• PROBLEM REQUIREMENTS:
Return all of the entries word for word, but omit the pictures they contain.

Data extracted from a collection

※ ※ ※

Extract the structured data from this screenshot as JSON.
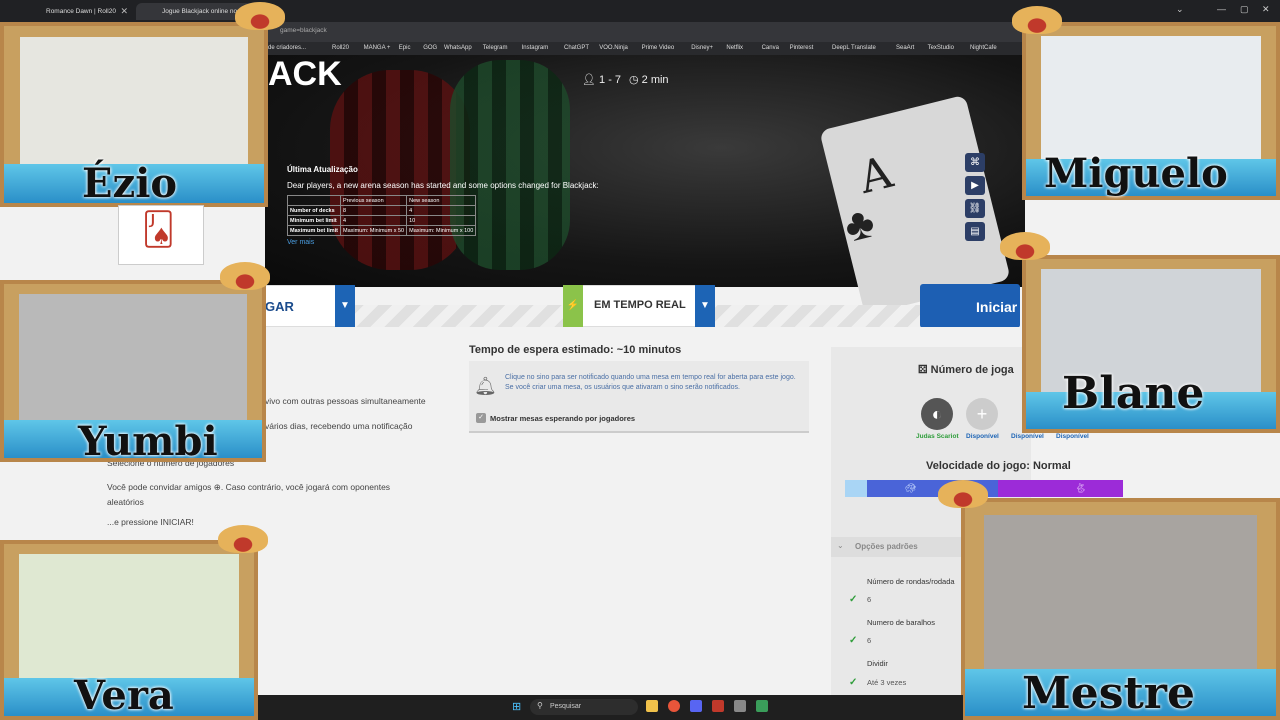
{
  "browser": {
    "tabs": [
      {
        "label": "Romance Dawn | Roll20"
      },
      {
        "label": "Jogue Blackjack online no..."
      }
    ],
    "url": "game=blackjack",
    "bookmarks": [
      "de criadores...",
      "Roll20",
      "MANGA +",
      "Epic",
      "GOG",
      "WhatsApp",
      "Telegram",
      "Instagram",
      "ChatGPT",
      "VOO.Ninja",
      "Prime Video",
      "Disney+",
      "Netflix",
      "Canva",
      "Pinterest",
      "DeepL Translate",
      "SeaArt",
      "TexStudio",
      "NightCafe"
    ]
  },
  "hero": {
    "logo": "ACK",
    "players": "1 - 7",
    "duration": "2 min",
    "update_title": "Última Atualização",
    "update_text": "Dear players, a new arena season has started and some options changed for Blackjack:",
    "table": {
      "headers": [
        "",
        "Previous season",
        "New season"
      ],
      "rows": [
        [
          "Number of decks",
          "8",
          "4"
        ],
        [
          "Minimum bet limit",
          "4",
          "10"
        ],
        [
          "Maximum bet limit",
          "Maximum: Minimum x 50",
          "Maximum: Minimum x 100"
        ]
      ]
    },
    "see_more": "Ver mais"
  },
  "modes": {
    "tab1": "GAR",
    "tab2": "EM TEMPO REAL",
    "start": "Iniciar"
  },
  "main": {
    "wait_title": "Tempo de espera estimado: ~10 minutos",
    "notif_text": "Clique no sino para ser notificado quando uma mesa em tempo real for aberta para este jogo. Se você criar uma mesa, os usuários que ativaram o sino serão notificados.",
    "checkbox_label": "Mostrar mesas esperando por jogadores"
  },
  "instructions": {
    "line1": "vivo com outras pessoas simultaneamente",
    "line2": "vários dias, recebendo uma notificação",
    "line3": "Selecione o número de jogadores",
    "line4": "Você pode convidar amigos ⊕. Caso contrário, você jogará com oponentes aleatórios",
    "line5": "...e pressione INICIAR!"
  },
  "panel": {
    "players_title": "Número de joga",
    "players": [
      "Judas Scariot",
      "Disponível",
      "Disponível",
      "Disponível"
    ],
    "speed_title": "Velocidade do jogo: Normal",
    "options_label": "Opções padrões",
    "options": [
      {
        "label": "Número de rondas/rodada",
        "value": "6"
      },
      {
        "label": "Numero de baralhos",
        "value": "6"
      },
      {
        "label": "Dividir",
        "value": "Até 3 vezes"
      }
    ]
  },
  "streamers": [
    "Ézio",
    "Miguelo",
    "Yumbi",
    "Blane",
    "Vera",
    "Mestre"
  ],
  "taskbar": {
    "search": "Pesquisar"
  },
  "colors": {
    "accent": "#1d64b5",
    "lime": "#8bc34a",
    "frame": "#c8a060"
  }
}
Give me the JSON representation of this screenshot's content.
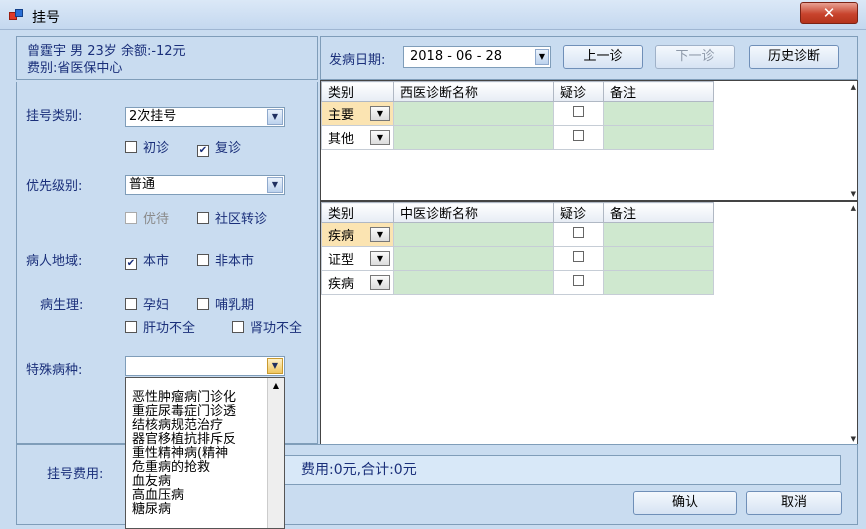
{
  "window": {
    "title": "挂号",
    "close_glyph": "✕"
  },
  "patient": {
    "line1": "曾霆宇 男 23岁 余额:-12元",
    "line2": "费别:省医保中心"
  },
  "form": {
    "register_type_label": "挂号类别:",
    "register_type_value": "2次挂号",
    "first_visit": "初诊",
    "return_visit": "复诊",
    "first_visit_checked": false,
    "return_visit_checked": true,
    "priority_label": "优先级别:",
    "priority_value": "普通",
    "priority_care": "优待",
    "community_transfer": "社区转诊",
    "region_label": "病人地域:",
    "local": "本市",
    "nonlocal": "非本市",
    "local_checked": true,
    "physiology_label": "病生理:",
    "pregnant": "孕妇",
    "lactation": "哺乳期",
    "liver_insufficiency": "肝功不全",
    "kidney_insufficiency": "肾功不全",
    "special_disease_label": "特殊病种:",
    "special_disease_value": ""
  },
  "special_disease_options": [
    "恶性肿瘤病门诊化",
    "重症尿毒症门诊透",
    "结核病规范治疗",
    "器官移植抗排斥反",
    "重性精神病(精神",
    "危重病的抢救",
    "血友病",
    "高血压病",
    "糖尿病"
  ],
  "toolbar": {
    "date_label": "发病日期:",
    "date_value": "2018 - 06 - 28",
    "prev_visit": "上一诊",
    "next_visit": "下一诊",
    "history": "历史诊断"
  },
  "western_grid": {
    "headers": [
      "类别",
      "西医诊断名称",
      "疑诊",
      "备注"
    ],
    "rows": [
      {
        "category": "主要"
      },
      {
        "category": "其他"
      }
    ]
  },
  "tcm_grid": {
    "headers": [
      "类别",
      "中医诊断名称",
      "疑诊",
      "备注"
    ],
    "rows": [
      {
        "category": "疾病"
      },
      {
        "category": "证型"
      },
      {
        "category": "疾病"
      }
    ]
  },
  "fee": {
    "label": "挂号费用:",
    "summary": "费用:0元,合计:0元"
  },
  "actions": {
    "confirm": "确认",
    "cancel": "取消"
  },
  "icons": {
    "dropdown_arrow": "▼",
    "scroll_up": "▲",
    "scroll_down": "▼",
    "check_mark": "✔"
  }
}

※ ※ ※

• TASK RESPONSE:
Extract the structured data from this screenshot as JSON.
{
  "browser": {
    "tabs": [
      {
        "label": "Romance Dawn | Roll20"
      },
      {
        "label": "Jogue Blackjack online no..."
      }
    ],
    "url": "game=blackjack",
    "bookmarks": [
      "de criadores...",
      "Roll20",
      "MANGA +",
      "Epic",
      "GOG",
      "WhatsApp",
      "Telegram",
      "Instagram",
      "ChatGPT",
      "VOO.Ninja",
      "Prime Video",
      "Disney+",
      "Netflix",
      "Canva",
      "Pinterest",
      "DeepL Translate",
      "SeaArt",
      "TexStudio",
      "NightCafe"
    ]
  },
  "hero": {
    "logo": "ACK",
    "players": "1 - 7",
    "duration": "2 min",
    "update_title": "Última Atualização",
    "update_text": "Dear players, a new arena season has started and some options changed for Blackjack:",
    "table": {
      "headers": [
        "",
        "Previous season",
        "New season"
      ],
      "rows": [
        [
          "Number of decks",
          "8",
          "4"
        ],
        [
          "Minimum bet limit",
          "4",
          "10"
        ],
        [
          "Maximum bet limit",
          "Maximum: Minimum x 50",
          "Maximum: Minimum x 100"
        ]
      ]
    },
    "see_more": "Ver mais"
  },
  "modes": {
    "tab1": "GAR",
    "tab2": "EM TEMPO REAL",
    "start": "Iniciar"
  },
  "main": {
    "wait_title": "Tempo de espera estimado: ~10 minutos",
    "notif_text": "Clique no sino para ser notificado quando uma mesa em tempo real for aberta para este jogo. Se você criar uma mesa, os usuários que ativaram o sino serão notificados.",
    "checkbox_label": "Mostrar mesas esperando por jogadores"
  },
  "instructions": {
    "line1": "vivo com outras pessoas simultaneamente",
    "line2": "vários dias, recebendo uma notificação",
    "line3": "Selecione o número de jogadores",
    "line4": "Você pode convidar amigos ⊕. Caso contrário, você jogará com oponentes aleatórios",
    "line5": "...e pressione INICIAR!"
  },
  "panel": {
    "players_title": "Número de joga",
    "players": [
      "Judas Scariot",
      "Disponível",
      "Disponível",
      "Disponível"
    ],
    "speed_title": "Velocidade do jogo: Normal",
    "options_label": "Opções padrões",
    "options": [
      {
        "label": "Número de rondas/rodada",
        "value": "6"
      },
      {
        "label": "Numero de baralhos",
        "value": "6"
      },
      {
        "label": "Dividir",
        "value": "Até 3 vezes"
      }
    ]
  },
  "streamers": [
    "Ézio",
    "Miguelo",
    "Yumbi",
    "Blane",
    "Vera",
    "Mestre"
  ],
  "taskbar": {
    "search": "Pesquisar"
  },
  "colors": {
    "accent": "#1d64b5",
    "lime": "#8bc34a",
    "frame": "#c8a060"
  }
}
Give me the JSON representation of this screenshot's content.
{
  "window": {
    "title": "挂号",
    "close_glyph": "✕"
  },
  "patient": {
    "line1": "曾霆宇 男 23岁 余额:-12元",
    "line2": "费别:省医保中心"
  },
  "form": {
    "register_type_label": "挂号类别:",
    "register_type_value": "2次挂号",
    "first_visit": "初诊",
    "return_visit": "复诊",
    "first_visit_checked": false,
    "return_visit_checked": true,
    "priority_label": "优先级别:",
    "priority_value": "普通",
    "priority_care": "优待",
    "community_transfer": "社区转诊",
    "region_label": "病人地域:",
    "local": "本市",
    "nonlocal": "非本市",
    "local_checked": true,
    "physiology_label": "病生理:",
    "pregnant": "孕妇",
    "lactation": "哺乳期",
    "liver_insufficiency": "肝功不全",
    "kidney_insufficiency": "肾功不全",
    "special_disease_label": "特殊病种:",
    "special_disease_value": ""
  },
  "special_disease_options": [
    "恶性肿瘤病门诊化",
    "重症尿毒症门诊透",
    "结核病规范治疗",
    "器官移植抗排斥反",
    "重性精神病(精神",
    "危重病的抢救",
    "血友病",
    "高血压病",
    "糖尿病"
  ],
  "toolbar": {
    "date_label": "发病日期:",
    "date_value": "2018 - 06 - 28",
    "prev_visit": "上一诊",
    "next_visit": "下一诊",
    "history": "历史诊断"
  },
  "western_grid": {
    "headers": [
      "类别",
      "西医诊断名称",
      "疑诊",
      "备注"
    ],
    "rows": [
      {
        "category": "主要"
      },
      {
        "category": "其他"
      }
    ]
  },
  "tcm_grid": {
    "headers": [
      "类别",
      "中医诊断名称",
      "疑诊",
      "备注"
    ],
    "rows": [
      {
        "category": "疾病"
      },
      {
        "category": "证型"
      },
      {
        "category": "疾病"
      }
    ]
  },
  "fee": {
    "label": "挂号费用:",
    "summary": "费用:0元,合计:0元"
  },
  "actions": {
    "confirm": "确认",
    "cancel": "取消"
  },
  "icons": {
    "dropdown_arrow": "▼",
    "scroll_up": "▲",
    "scroll_down": "▼",
    "check_mark": "✔"
  }
}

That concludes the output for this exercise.